Goal of the exercise.
In the records below, find every line that contains "installing" and list it.

Given information.
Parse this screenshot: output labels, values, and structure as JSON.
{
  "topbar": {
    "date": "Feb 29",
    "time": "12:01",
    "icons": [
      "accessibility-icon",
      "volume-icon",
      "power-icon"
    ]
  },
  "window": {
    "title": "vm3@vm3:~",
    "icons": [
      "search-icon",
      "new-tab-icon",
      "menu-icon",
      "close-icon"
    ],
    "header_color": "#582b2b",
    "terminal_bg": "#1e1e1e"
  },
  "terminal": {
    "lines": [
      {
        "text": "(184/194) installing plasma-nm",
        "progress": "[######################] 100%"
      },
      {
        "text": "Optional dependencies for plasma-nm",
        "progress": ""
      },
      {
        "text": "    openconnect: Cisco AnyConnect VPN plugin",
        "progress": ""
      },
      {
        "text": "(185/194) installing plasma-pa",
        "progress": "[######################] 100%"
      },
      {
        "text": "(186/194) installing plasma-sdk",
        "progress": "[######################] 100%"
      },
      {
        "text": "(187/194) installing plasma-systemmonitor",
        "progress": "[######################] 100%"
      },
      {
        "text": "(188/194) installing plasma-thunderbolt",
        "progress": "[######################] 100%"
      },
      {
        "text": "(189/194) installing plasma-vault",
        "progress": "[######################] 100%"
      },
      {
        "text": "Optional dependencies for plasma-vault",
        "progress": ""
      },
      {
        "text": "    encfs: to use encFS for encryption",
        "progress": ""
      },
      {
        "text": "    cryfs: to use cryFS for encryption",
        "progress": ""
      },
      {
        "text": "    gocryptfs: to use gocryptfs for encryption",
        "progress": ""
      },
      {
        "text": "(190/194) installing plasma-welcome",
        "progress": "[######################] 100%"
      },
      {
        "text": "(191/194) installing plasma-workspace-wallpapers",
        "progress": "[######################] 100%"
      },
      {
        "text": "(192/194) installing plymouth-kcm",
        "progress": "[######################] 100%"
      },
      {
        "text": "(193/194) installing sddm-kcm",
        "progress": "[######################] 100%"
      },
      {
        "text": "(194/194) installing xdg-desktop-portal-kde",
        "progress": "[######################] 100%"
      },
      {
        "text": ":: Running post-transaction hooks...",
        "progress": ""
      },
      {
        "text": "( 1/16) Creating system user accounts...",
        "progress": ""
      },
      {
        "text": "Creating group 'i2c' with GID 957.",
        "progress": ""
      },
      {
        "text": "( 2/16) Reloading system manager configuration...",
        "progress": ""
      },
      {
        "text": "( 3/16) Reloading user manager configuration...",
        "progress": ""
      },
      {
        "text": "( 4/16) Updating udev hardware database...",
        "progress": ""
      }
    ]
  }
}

Answer to this problem.
        "text": "(184/194) installing plasma-nm",
        "text": "(185/194) installing plasma-pa",
        "text": "(186/194) installing plasma-sdk",
        "text": "(187/194) installing plasma-systemmonitor",
        "text": "(188/194) installing plasma-thunderbolt",
        "text": "(189/194) installing plasma-vault",
        "text": "(190/194) installing plasma-welcome",
        "text": "(191/194) installing plasma-workspace-wallpapers",
        "text": "(192/194) installing plymouth-kcm",
        "text": "(193/194) installing sddm-kcm",
        "text": "(194/194) installing xdg-desktop-portal-kde",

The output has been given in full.